**Input data:**
= Beginning of Section =
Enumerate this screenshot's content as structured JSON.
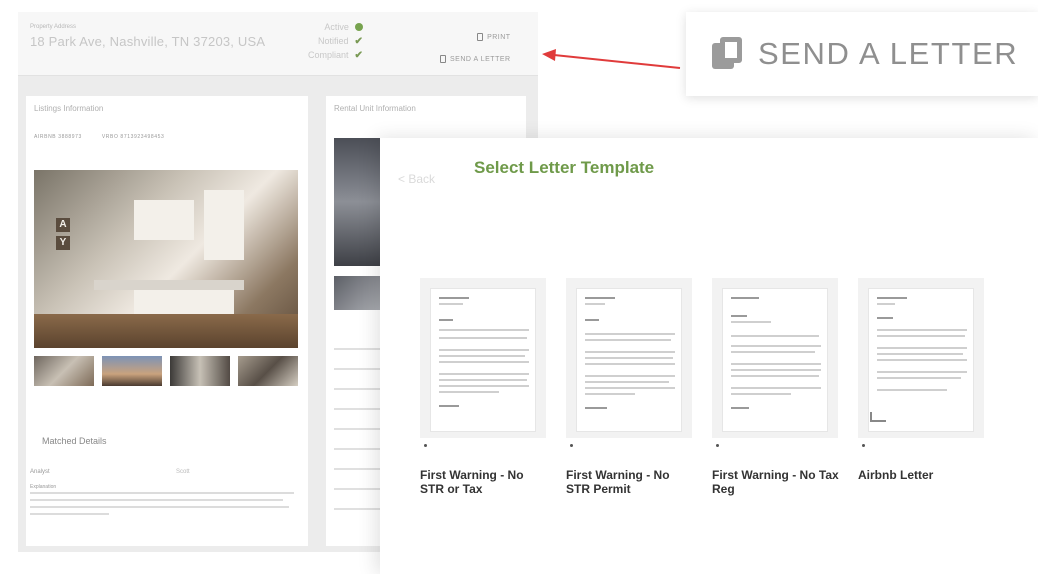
{
  "app": {
    "eyebrow": "Property Address",
    "address": "18 Park Ave, Nashville, TN 37203, USA",
    "statuses": [
      {
        "label": "Active"
      },
      {
        "label": "Notified"
      },
      {
        "label": "Compliant"
      }
    ],
    "actions": {
      "print": "PRINT",
      "send_letter": "SEND A LETTER"
    },
    "left_panel": {
      "title": "Listings Information",
      "tabs": [
        "AIRBNB 3888973",
        "VRBO 8713923498453"
      ],
      "matched_details_title": "Matched Details",
      "analyst_label": "Analyst",
      "analyst_value": "Scott",
      "explanation_label": "Explanation"
    },
    "right_panel": {
      "title": "Rental Unit Information"
    }
  },
  "callout": {
    "label": "SEND A LETTER",
    "icon": "copy-document-icon"
  },
  "arrow_color": "#e03b3b",
  "accent_color": "#6f9a4a",
  "modal": {
    "back": "< Back",
    "title": "Select Letter Template",
    "templates": [
      {
        "label": "First Warning - No STR or Tax"
      },
      {
        "label": "First Warning - No STR Permit"
      },
      {
        "label": "First Warning - No Tax Reg"
      },
      {
        "label": "Airbnb Letter"
      }
    ]
  }
}
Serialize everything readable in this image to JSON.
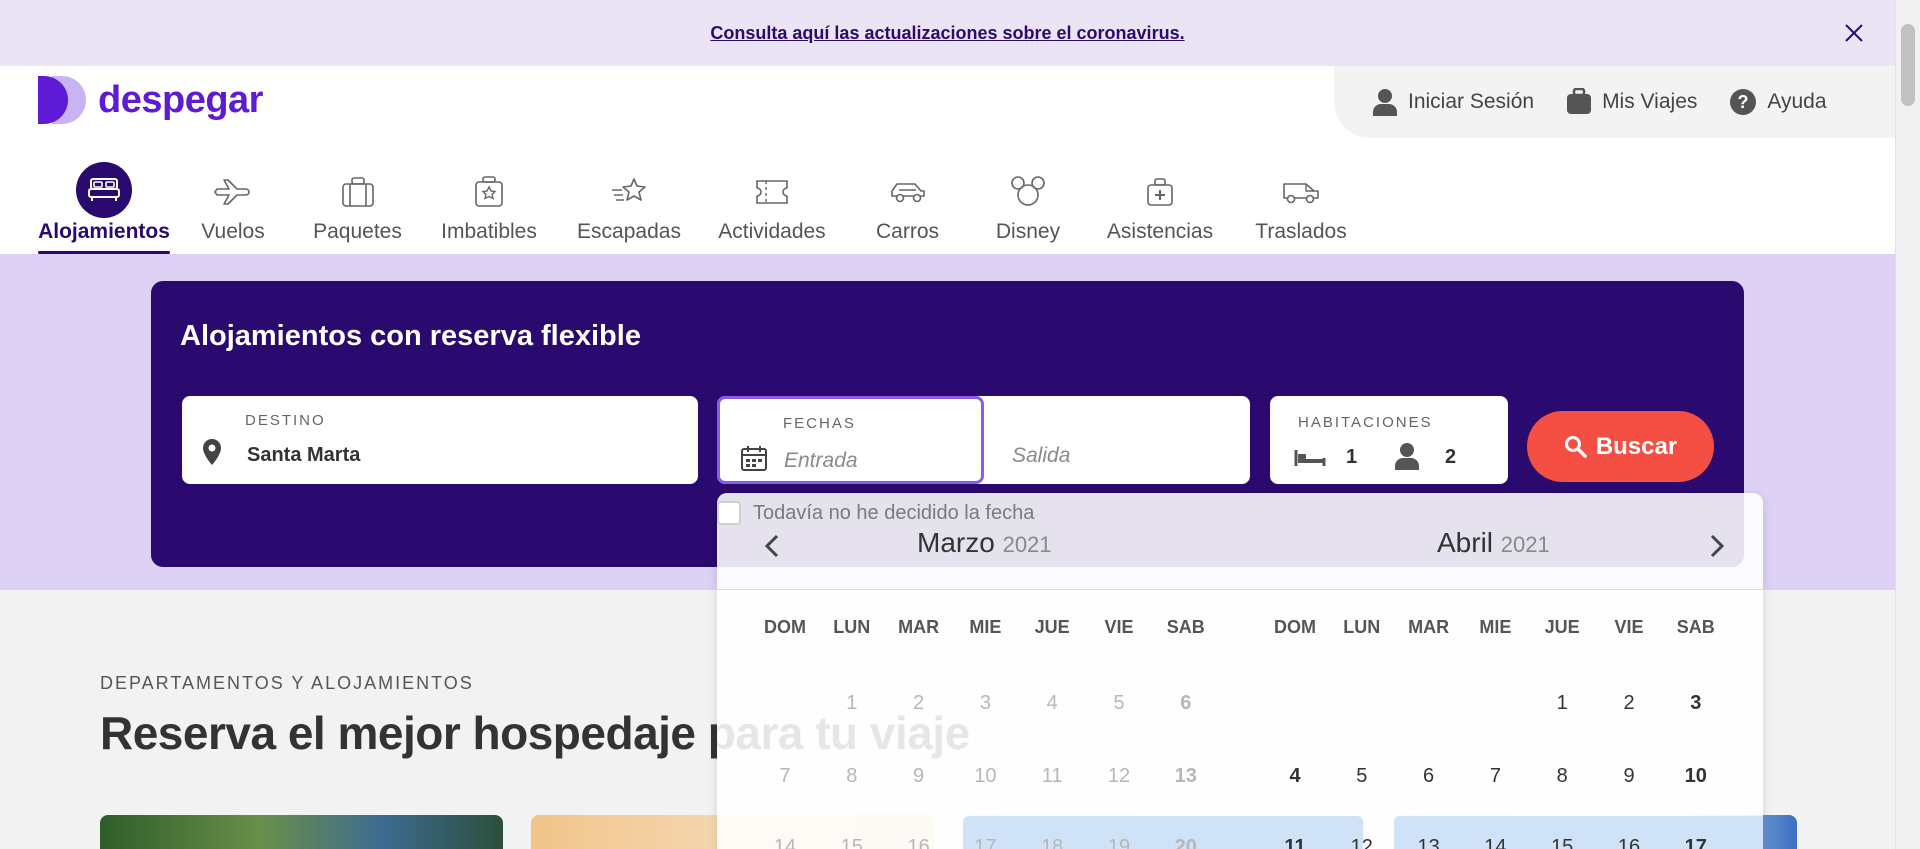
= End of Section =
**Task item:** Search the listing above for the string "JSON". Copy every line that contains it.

**Response:**
Enumerate this screenshot's content as structured JSON.
Serialize everything readable in this image to JSON.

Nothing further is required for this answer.